The film ends with a moment of magic uncharacteristic of the film in its whle near 160 minutes length, and a touch of sentimentality. In 1967, Ordinary Citizen Pu-Yi buys a tourist ticket to enter the cold and empty Forbidden City. Sneaking over the ropes that guard the throne he’s challeged by an officious sven year old. Smiling for almost the only occasion in the film, Pu-Yi tells the child that was where he used to sit, that he was Emperor. Chellenged to prove it, he sits on the throne, scrabbles behind it and produces a little case. The child takes it down to the light and opens it. We recall it: it contains the cricket given to Pu-Yi in 1908, when he became Emperor: still alive. In wonder, the boy turns to the man on the throne but he has disappeared. A tourist party being shown the throne room twenty years later, is told that Pu-Yi died in 1967.Not in this film. In this film he moves sideways, out of reality, to become something mystical, something mythical: The Last Emperor, and what they did to him.
John Lone played the adult Pu-Yi demonstrating an extraordinary range. Joan Chen played his wife, Wan-Rong, whose lie becomes an even worse tragedy. Peter O’Toole, tall, austere, undemonstrative, is magnificent as Pu-Yi’s Scottish tutor, Reginald Johnson. Ying Ruocheng plays the unnamed Prison Governor who is responsible for Pu-Yi’s re-education. The rest of the cast are mostly Chinese, with Japanese actors playing their nationality’s roles. All are excellent. The film deals with many incidents at an oblique angle, mirroring Pu-Yi’s lack of knowledge about what is around him, letting the audience build up a bigger tapestry out of their own perceptions.
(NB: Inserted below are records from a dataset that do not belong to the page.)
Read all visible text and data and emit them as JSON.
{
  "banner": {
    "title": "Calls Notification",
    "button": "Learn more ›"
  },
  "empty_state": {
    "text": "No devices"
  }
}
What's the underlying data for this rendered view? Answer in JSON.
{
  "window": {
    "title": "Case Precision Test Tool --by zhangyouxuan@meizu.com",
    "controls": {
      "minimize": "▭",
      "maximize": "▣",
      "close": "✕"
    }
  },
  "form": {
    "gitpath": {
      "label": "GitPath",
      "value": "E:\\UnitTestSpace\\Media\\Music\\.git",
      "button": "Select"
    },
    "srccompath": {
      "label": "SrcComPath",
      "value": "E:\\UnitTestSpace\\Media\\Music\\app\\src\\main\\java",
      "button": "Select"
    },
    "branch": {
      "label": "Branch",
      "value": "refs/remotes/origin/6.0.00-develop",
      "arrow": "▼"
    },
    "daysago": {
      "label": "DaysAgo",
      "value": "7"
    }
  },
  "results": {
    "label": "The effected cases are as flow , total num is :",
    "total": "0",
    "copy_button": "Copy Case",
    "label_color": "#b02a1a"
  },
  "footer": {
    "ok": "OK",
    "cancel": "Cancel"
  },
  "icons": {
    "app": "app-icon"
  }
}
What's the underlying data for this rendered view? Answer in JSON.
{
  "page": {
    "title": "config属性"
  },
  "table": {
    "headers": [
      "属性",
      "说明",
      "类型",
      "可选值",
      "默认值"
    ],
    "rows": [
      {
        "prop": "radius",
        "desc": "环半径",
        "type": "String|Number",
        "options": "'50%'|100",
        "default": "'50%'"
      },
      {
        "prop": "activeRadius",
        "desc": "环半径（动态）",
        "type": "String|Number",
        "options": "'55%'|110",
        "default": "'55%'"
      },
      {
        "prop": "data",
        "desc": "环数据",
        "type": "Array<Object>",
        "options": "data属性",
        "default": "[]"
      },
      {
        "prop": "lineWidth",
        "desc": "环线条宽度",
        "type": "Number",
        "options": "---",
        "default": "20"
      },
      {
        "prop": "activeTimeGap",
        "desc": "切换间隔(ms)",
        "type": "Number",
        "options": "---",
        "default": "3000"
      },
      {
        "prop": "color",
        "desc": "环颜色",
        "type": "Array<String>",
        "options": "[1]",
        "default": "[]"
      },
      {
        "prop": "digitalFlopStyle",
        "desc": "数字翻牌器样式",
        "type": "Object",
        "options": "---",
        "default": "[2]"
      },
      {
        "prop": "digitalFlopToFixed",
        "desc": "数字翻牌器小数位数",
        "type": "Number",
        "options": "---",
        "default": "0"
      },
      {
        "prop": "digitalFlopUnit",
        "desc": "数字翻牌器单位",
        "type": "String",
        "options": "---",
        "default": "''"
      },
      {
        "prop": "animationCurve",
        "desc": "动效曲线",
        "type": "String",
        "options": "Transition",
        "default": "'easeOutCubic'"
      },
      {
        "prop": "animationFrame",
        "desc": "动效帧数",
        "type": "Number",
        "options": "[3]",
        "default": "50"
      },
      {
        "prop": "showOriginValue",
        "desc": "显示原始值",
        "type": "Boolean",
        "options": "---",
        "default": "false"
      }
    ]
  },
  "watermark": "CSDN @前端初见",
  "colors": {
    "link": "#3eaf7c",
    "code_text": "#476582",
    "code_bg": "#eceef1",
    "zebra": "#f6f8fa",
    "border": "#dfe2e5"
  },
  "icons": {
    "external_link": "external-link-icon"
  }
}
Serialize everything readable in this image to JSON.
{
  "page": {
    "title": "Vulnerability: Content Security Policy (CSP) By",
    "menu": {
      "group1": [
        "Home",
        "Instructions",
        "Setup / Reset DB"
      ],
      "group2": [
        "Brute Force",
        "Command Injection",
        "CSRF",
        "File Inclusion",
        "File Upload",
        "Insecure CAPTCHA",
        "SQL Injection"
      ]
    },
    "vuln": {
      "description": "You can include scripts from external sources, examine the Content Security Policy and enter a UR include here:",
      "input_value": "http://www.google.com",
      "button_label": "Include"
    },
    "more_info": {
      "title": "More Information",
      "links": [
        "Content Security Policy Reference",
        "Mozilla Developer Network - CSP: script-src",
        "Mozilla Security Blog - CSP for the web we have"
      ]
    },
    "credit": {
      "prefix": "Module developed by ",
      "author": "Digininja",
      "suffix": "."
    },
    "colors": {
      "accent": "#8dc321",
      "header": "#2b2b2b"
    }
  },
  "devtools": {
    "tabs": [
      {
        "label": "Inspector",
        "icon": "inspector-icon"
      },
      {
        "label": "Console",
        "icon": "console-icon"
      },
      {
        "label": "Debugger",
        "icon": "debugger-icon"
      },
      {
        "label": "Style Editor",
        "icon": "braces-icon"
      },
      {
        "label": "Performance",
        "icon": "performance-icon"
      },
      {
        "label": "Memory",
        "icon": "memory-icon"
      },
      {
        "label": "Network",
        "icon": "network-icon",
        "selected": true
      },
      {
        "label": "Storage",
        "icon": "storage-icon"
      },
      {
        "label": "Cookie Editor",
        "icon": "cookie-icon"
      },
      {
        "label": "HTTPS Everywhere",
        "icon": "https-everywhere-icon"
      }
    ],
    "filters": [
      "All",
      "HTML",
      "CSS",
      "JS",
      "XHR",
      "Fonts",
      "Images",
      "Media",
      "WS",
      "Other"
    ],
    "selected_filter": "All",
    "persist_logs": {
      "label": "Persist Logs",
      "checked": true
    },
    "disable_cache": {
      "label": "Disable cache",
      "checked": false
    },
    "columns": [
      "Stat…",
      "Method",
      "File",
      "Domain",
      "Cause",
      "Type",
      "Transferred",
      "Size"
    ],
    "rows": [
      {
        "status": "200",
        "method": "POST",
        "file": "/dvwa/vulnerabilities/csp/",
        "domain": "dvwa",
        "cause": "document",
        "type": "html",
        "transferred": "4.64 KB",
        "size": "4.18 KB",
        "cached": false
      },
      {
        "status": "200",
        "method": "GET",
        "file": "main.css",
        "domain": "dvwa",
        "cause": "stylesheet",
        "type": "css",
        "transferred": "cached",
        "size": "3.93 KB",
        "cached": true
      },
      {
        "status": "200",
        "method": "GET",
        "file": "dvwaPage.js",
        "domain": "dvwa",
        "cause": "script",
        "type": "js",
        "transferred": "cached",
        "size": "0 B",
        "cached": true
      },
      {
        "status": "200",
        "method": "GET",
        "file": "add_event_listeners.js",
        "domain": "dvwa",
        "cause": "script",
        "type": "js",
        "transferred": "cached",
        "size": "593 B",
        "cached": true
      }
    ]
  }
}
How I came to forget The Last Emperor, I don’t know. I shalln’t forget it again.